Timing can be tricky any time a client is both buying and selling a home. A resale home might fail inspection. Bad weather could cause new home construction delays. Financing may fall through, either for your client or their existing home’s buyer.
If your clients want to purchase a new home, but haven’t yet sold their old home, they may be unsure about what they’ll do in the meantime—and odds are good they’ll look to you for advice. Here are a few options to share:
Lower the selling price.
This is a great opportunity to revisit the home’s asking price—especially if you think they’ve priced it too high.
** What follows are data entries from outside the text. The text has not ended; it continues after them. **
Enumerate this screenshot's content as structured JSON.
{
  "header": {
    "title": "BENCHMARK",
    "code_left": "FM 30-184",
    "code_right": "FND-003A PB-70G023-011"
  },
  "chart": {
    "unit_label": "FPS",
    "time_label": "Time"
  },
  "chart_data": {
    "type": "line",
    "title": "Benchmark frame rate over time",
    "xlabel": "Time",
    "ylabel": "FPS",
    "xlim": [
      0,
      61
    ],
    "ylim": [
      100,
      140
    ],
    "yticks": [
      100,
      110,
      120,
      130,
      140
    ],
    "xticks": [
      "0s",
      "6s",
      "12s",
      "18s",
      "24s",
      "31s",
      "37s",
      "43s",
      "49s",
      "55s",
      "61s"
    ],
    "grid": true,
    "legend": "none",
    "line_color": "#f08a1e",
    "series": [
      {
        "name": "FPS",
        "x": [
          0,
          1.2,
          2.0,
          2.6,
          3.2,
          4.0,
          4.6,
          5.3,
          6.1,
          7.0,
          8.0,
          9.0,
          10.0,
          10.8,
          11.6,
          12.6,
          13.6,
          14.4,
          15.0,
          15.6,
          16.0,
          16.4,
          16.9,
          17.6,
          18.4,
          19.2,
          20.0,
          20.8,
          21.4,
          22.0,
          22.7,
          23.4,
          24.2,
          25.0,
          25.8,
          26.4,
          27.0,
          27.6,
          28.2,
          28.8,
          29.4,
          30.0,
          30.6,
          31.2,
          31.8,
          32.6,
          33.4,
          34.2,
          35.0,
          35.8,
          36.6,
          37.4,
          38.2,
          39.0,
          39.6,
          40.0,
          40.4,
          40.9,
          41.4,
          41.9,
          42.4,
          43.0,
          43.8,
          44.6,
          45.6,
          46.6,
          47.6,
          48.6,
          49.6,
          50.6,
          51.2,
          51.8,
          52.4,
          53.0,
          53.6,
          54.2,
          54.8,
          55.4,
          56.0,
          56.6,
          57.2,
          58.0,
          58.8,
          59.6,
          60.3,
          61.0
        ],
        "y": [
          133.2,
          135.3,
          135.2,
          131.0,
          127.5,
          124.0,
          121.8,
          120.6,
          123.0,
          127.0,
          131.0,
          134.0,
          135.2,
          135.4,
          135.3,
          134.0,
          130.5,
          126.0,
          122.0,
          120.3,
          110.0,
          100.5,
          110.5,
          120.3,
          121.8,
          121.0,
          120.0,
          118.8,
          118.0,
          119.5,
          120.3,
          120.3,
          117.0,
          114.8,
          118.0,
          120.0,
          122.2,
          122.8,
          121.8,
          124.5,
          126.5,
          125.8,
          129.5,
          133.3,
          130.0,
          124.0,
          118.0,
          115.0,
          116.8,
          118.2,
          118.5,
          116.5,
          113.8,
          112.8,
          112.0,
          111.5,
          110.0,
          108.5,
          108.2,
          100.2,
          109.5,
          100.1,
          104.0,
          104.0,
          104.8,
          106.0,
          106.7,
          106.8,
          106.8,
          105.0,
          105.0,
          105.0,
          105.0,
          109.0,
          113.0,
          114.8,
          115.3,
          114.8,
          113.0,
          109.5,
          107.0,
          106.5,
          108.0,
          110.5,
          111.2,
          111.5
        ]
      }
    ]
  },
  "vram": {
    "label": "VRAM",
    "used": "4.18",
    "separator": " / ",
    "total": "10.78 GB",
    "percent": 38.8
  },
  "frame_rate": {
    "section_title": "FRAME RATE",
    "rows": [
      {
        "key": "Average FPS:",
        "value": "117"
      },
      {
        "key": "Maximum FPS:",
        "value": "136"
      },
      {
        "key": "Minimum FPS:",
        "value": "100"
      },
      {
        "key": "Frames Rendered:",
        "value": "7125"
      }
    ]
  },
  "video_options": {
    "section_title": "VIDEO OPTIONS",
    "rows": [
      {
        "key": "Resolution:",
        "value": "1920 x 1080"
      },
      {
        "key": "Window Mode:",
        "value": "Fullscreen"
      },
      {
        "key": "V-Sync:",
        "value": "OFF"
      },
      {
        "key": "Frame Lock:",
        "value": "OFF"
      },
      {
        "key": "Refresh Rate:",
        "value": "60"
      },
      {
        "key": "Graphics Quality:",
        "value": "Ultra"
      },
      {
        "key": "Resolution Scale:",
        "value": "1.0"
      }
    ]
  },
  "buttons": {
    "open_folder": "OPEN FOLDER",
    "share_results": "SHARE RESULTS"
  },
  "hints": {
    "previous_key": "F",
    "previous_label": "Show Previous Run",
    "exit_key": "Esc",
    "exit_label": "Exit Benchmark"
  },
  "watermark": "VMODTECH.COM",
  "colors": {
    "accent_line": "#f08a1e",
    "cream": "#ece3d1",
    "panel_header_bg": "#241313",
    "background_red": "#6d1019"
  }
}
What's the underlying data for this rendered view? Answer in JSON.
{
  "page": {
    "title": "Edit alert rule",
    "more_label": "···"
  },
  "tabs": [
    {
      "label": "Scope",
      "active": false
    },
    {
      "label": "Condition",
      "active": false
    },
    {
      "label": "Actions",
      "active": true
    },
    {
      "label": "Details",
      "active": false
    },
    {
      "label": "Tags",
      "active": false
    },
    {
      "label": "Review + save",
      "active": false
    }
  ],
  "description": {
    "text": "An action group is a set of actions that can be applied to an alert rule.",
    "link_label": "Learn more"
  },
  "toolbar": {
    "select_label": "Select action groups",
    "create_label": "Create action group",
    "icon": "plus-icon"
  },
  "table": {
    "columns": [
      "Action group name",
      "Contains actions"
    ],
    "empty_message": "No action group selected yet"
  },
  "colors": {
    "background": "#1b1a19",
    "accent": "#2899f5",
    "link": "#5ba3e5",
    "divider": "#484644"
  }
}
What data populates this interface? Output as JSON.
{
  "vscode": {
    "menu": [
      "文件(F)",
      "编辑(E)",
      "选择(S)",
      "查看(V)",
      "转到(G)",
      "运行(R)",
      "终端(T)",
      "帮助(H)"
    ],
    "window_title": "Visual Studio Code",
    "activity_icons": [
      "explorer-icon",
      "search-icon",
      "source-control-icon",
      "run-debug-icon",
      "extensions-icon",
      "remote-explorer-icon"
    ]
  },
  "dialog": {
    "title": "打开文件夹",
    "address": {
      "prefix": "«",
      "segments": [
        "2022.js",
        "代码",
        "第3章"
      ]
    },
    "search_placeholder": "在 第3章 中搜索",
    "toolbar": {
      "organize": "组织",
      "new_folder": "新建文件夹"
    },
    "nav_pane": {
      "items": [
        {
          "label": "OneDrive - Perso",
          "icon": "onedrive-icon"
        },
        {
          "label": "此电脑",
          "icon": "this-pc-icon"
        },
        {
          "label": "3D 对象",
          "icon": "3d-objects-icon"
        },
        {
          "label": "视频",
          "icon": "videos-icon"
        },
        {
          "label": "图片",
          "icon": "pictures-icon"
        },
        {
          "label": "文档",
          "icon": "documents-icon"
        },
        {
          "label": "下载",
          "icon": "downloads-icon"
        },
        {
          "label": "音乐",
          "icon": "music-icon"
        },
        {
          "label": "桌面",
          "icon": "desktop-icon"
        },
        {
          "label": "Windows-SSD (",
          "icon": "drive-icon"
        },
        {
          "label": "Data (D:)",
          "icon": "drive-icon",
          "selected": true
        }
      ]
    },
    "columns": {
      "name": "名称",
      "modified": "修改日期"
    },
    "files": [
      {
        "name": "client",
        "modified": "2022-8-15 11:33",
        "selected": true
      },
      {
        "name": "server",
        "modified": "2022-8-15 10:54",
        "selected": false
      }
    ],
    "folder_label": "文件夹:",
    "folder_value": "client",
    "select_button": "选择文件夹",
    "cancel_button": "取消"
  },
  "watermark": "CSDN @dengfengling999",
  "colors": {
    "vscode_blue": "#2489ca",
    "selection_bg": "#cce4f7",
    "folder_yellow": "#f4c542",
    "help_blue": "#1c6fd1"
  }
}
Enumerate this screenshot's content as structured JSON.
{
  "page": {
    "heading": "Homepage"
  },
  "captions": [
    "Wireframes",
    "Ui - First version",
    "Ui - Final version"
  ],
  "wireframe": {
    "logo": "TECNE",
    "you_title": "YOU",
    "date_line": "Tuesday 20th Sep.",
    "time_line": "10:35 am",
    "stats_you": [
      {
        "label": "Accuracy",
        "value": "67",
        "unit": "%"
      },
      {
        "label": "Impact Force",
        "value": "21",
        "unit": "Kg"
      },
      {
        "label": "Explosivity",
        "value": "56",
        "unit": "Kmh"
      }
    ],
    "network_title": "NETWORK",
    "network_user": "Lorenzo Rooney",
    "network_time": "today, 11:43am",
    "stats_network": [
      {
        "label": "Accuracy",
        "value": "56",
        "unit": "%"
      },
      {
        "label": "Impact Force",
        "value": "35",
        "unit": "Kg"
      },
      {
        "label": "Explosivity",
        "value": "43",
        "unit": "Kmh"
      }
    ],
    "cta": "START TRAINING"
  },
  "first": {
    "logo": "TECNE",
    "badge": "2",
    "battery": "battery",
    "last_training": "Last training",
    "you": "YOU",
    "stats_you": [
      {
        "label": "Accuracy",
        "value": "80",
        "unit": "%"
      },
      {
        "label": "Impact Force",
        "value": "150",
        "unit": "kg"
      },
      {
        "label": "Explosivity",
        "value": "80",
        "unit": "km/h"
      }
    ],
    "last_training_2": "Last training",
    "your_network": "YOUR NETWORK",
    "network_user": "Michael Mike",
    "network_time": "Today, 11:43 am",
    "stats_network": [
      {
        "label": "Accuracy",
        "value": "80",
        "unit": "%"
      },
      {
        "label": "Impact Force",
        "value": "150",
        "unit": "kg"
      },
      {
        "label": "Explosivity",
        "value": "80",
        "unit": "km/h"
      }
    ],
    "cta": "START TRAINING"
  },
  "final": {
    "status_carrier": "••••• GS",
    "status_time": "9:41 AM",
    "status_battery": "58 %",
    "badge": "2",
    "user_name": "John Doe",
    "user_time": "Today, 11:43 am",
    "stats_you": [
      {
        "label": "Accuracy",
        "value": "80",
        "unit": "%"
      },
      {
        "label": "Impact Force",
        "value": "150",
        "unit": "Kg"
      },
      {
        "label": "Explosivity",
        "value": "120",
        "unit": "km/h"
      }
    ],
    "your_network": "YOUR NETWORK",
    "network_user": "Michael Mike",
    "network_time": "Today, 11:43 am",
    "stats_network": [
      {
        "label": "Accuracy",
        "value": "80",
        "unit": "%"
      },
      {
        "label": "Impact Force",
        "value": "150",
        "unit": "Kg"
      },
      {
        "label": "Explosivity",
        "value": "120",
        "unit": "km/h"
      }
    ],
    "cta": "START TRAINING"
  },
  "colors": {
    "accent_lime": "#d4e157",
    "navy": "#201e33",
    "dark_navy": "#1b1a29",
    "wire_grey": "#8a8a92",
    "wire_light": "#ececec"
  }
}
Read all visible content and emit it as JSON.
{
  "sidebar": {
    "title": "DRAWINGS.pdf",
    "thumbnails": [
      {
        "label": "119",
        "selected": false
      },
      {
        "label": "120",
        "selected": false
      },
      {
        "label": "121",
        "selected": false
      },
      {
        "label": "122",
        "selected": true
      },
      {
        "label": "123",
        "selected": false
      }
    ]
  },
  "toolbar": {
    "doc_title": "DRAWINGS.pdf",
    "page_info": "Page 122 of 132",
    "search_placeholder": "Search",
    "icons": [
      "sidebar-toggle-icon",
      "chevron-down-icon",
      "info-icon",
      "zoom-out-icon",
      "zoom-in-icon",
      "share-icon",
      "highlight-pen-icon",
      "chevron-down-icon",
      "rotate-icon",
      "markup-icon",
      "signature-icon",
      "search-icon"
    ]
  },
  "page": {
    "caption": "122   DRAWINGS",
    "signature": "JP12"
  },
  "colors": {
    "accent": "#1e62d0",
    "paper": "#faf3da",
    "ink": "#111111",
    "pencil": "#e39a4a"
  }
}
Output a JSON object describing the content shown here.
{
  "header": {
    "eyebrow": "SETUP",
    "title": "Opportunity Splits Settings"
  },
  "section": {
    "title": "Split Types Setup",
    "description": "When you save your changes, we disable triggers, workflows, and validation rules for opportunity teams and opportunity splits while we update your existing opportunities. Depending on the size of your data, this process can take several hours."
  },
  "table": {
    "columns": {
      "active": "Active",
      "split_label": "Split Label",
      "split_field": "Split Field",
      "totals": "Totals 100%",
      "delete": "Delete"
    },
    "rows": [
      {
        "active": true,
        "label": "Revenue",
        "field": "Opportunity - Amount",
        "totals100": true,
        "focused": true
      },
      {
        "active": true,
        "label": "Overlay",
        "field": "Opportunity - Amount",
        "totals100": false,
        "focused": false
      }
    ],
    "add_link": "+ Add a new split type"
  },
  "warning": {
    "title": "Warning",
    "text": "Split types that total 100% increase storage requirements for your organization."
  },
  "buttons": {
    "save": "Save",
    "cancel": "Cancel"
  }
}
Remind them that paying two mortgage payments for an indefinite period of time could equal a greater amount of money than whatever extra profit they’ll get from holding out for a higher selling price. Upon reflection, they might find it’s in their best financial interest to reprice the home to move it more quickly.
Take out a bridge loan (or swing loan).
A mortgage lender should be able to tell your clients whether their old home has enough equity to qualify for a bridge loan—short-term financing that can help bridge the gap from one house to the next. Because interest rates for bridge loans are often higher than average market rates, your clients will need to weigh the cost against the benefits for their particular situation. Not all lenders offer this type of loan, and your clients will have to meet certain criteria in order to qualify.
If your client wants to purchase a resale home but hasn’t yet put in an offer, you could see if the sellers will agree to a contingency offer. This would give them leeway to sell their old home before moving forward with a contract on the new home. In a seller’s market, where they’re competing with a number of other motivated buyers, that may not be feasible.
Rent the old home.
Rental properties are very hot in some markets. Your clients could be able to cover their mortgage expenses and maybe even turn a small profit if they’re in a position to rent their old home. Just caution them to investigate the tax implications, HOA rules on rental properties (if any) and—most importantly—how their plan will affect their new home’s financing.
If your clients’ financing isn’t contingent on selling their home, buying new may offer some additional advantages. When building a new home from the ground up, buyers can secure a home that fits their needs, taste and budget—without haggling or worrying about competing bids—and enjoy some built-in breathing room during the construction process to get their old home sold.